The Enterprise rescues Cyrano Jones and a new breed of tribbles from a ship of angry Klingons.
Plot Summary: While escorting two ships of grain to Sherman’s Planet to stop a famine, the Enterprise discovers a Klingon battle cruiser attacking a small ship. Scotty beams out the pilot, who turns out to be Cyrano Jones – and he has tribbles, along with a tribble predator called a glommer. The Klingons deploy a new weapon, a stasis field that disrupts the Enterprise’s propulsion and weapons. Though it drains the Klingons’ power, Captain Koloth tells Kirk that the attack will continue until the Klingons have custody of the saboteur Jones. Kirk uses the grain ships as decoys to escape, but when one is destroyed, the Enterprise must salvage and store grain in the corridors. Jones claims that his tribbles are now safe – they no longer reproduce – though he was foolish enough to sell some on a Klingon planet. To escape from the Klingons, Scotty beams several enormous tribbles into their engine room. A furious Koloth explains that they only really require the glommer, which was genetically engineered by the Klingons as a prototype to rid them of tribbles. Kirk returns the glommer to them and arrests Jones, though the glommer cannot eat the now-enormous tribbles. McCoy finds that the giant tribbles are actually colonies that can be broken down into small, non-reproducing tribbles, and does so, leaving the Enterprise with thousands of small tribbles to contend with while delivering the grain.
Analysis: I’m not particularly a fan of David Gerrold – he’s said contemptuous things about fans once too often – but there’s no way not to enjoy this sequel to the always-popular original series episode “The Trouble With Tribbles.” Structurally, they’re very similar, with the same Klingon threat, the same tribbles-threatening-grain situation, even the same gags with a tribble in Kirk’s command chair and piles of tribbles falling on his head; everything’s just outsized in the new one, from the new quintotriticale to the gigantic tribbles to the dangerous new Klingon weapon that proves to have a fatal flaw. The only difference is that instead of Arne Darvin playing the coward at the end, that honor falls to the poor glommer.
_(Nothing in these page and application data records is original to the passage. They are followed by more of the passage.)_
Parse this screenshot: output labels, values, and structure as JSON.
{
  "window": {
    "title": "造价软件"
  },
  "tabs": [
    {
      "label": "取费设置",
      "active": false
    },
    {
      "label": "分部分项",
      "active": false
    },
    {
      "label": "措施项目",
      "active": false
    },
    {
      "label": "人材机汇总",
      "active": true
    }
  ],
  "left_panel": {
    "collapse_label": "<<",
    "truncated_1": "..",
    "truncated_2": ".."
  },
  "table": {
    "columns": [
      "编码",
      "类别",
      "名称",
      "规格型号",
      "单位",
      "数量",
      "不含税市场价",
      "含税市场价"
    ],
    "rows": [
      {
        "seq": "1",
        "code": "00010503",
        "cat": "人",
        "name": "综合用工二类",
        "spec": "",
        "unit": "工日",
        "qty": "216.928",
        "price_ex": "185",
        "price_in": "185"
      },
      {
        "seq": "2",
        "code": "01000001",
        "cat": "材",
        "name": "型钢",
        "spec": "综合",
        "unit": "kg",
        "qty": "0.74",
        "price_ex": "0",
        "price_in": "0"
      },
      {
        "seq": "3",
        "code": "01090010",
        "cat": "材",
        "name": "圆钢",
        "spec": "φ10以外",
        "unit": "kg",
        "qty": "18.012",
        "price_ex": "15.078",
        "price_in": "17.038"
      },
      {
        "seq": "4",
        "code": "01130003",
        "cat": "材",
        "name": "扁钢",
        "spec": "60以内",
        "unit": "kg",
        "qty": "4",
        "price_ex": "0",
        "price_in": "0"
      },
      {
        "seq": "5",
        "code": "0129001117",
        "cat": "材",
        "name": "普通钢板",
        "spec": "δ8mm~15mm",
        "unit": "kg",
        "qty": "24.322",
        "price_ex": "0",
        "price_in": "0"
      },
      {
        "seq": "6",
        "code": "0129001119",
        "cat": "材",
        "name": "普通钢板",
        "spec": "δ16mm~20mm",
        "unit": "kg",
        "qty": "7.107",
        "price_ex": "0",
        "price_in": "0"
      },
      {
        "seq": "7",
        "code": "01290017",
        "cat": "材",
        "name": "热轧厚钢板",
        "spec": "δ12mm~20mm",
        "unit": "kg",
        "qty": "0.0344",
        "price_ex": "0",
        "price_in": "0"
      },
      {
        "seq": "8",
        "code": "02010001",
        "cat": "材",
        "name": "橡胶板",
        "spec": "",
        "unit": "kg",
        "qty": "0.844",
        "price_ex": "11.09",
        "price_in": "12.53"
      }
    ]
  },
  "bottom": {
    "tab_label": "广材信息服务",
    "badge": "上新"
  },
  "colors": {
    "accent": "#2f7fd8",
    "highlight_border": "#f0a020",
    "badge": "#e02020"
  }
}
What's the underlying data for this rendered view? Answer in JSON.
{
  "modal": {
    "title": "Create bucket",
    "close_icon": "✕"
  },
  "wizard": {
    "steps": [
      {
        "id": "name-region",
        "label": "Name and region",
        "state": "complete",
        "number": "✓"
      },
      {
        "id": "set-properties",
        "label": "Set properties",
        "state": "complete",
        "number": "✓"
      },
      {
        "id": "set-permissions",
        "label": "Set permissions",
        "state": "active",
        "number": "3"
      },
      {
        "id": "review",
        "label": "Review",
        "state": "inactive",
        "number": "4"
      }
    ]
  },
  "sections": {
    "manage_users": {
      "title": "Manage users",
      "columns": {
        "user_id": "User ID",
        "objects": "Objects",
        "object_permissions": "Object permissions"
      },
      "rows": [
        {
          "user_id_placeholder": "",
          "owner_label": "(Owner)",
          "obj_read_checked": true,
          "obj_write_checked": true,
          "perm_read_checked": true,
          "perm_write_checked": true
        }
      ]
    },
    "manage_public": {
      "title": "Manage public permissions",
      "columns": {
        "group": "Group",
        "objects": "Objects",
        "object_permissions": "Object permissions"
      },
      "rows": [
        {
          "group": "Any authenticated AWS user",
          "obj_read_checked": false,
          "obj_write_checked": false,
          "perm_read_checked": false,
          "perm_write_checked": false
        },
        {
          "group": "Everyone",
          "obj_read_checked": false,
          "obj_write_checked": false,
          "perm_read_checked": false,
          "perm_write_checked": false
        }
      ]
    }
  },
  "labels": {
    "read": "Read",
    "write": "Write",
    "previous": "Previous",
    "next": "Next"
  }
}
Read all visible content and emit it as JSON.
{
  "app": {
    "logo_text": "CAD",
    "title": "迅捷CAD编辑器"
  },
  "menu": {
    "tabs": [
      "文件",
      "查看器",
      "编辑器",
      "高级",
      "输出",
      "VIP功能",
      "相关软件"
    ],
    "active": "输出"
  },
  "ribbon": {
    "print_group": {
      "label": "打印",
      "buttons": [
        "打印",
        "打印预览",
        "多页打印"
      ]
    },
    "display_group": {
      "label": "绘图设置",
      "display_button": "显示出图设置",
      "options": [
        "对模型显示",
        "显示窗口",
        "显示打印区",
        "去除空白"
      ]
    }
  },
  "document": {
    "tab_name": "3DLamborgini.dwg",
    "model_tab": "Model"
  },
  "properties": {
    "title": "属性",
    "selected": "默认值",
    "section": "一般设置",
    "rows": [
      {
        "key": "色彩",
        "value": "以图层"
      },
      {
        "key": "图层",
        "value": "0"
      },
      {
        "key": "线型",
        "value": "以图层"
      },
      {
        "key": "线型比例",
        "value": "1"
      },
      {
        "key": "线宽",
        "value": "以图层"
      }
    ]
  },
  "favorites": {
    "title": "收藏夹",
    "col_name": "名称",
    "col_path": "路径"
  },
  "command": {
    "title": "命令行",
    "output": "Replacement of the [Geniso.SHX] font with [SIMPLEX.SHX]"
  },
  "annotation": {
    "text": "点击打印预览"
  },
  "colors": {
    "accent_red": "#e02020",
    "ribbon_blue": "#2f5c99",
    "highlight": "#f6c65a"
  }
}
It’s a fun, familiar story, with many moments of humor among the characters and plenty of unusual shipboard scenes – how often do we see barrels of grain being devoured by pink tribbles in the corridors?
The dialogue is quick and clever, well–played by the cast regulars, though I missed William Campbell as Koloth (as is typical in the animated series, James Doohan does double duty and voices the character). When Spock says that tribbles are well known for their proclivity in multiplication, Jones adds, “And they breed fast, too!” Early on in the episode when the Klingons use the stasis field to inhibit every tactical system on the Enterprise, Uhura says the crew could throw rocks at them; later on, Spock suggests throwing tribbles, leading Kirk to say that he thought Vulcans didn’t have a sense of humor, to which Spock replies, deadpan, that they don’t. When Kirk learns that Jones sold tribbles on a Klingon planet and reminds Jones that tribbles don’t like Klingons, Jones replies calmly that Klingons like tribbles even less. And when Kirk complains that there are too many tribbles on the Enterprise for his security officers to handle, Jones replies that Kirk needs better security officers.
I have nothing deep or meaningful to say about “More Tribbles, More Troubles”; I do wonder whether someone clever enough to alter tribbles so they live in enormous colonies isn’t also clever enough to design his own glommer rather than steal one from the Klingons, and it’s never really explained why Jones needs a glommer in the first place, since he must have left Space Station K-7 to steal it in the first place, thus evading his requirement that he clean up all the tribbles there. I’m a bit curious why McCoy didn’t come up with neoethylene or any tribble treatment at K-7 the first time, though I guess Kirk had decided that the tribbles weren’t his problem, though they’d destroyed a shipment of grain whose safety he never took all that seriously in the first place – though the famine on Sherman’s Planet would seem to suggest in retrospect that Nilz Baris had a right to be concerned way back when.
One nitpick: Would the weight of the grain on the ship really slow the Enterprise down? I don’t really understand the fiction of warp drive, but I didn’t think such minimal added mass would have any effect on it (or else the weight of the tribbles might have the same effect). I don’t think we’re supposed to be worrying about the science, anyway; the glommer appears to digest tribbles whole without creating waste, and it runs like Wile E Coyote when he’s just chased the Road Runner off a cliff. Between that, Koloth’s villainous bluster, and the slapstick humor with the tribbles, it’s pretty clear we’re supposed to be watching with our tongues in our cheeks, as with the original episode. I’m only sorry Chekov isn’t around to tell us that quintotriticale is a Russian inwention.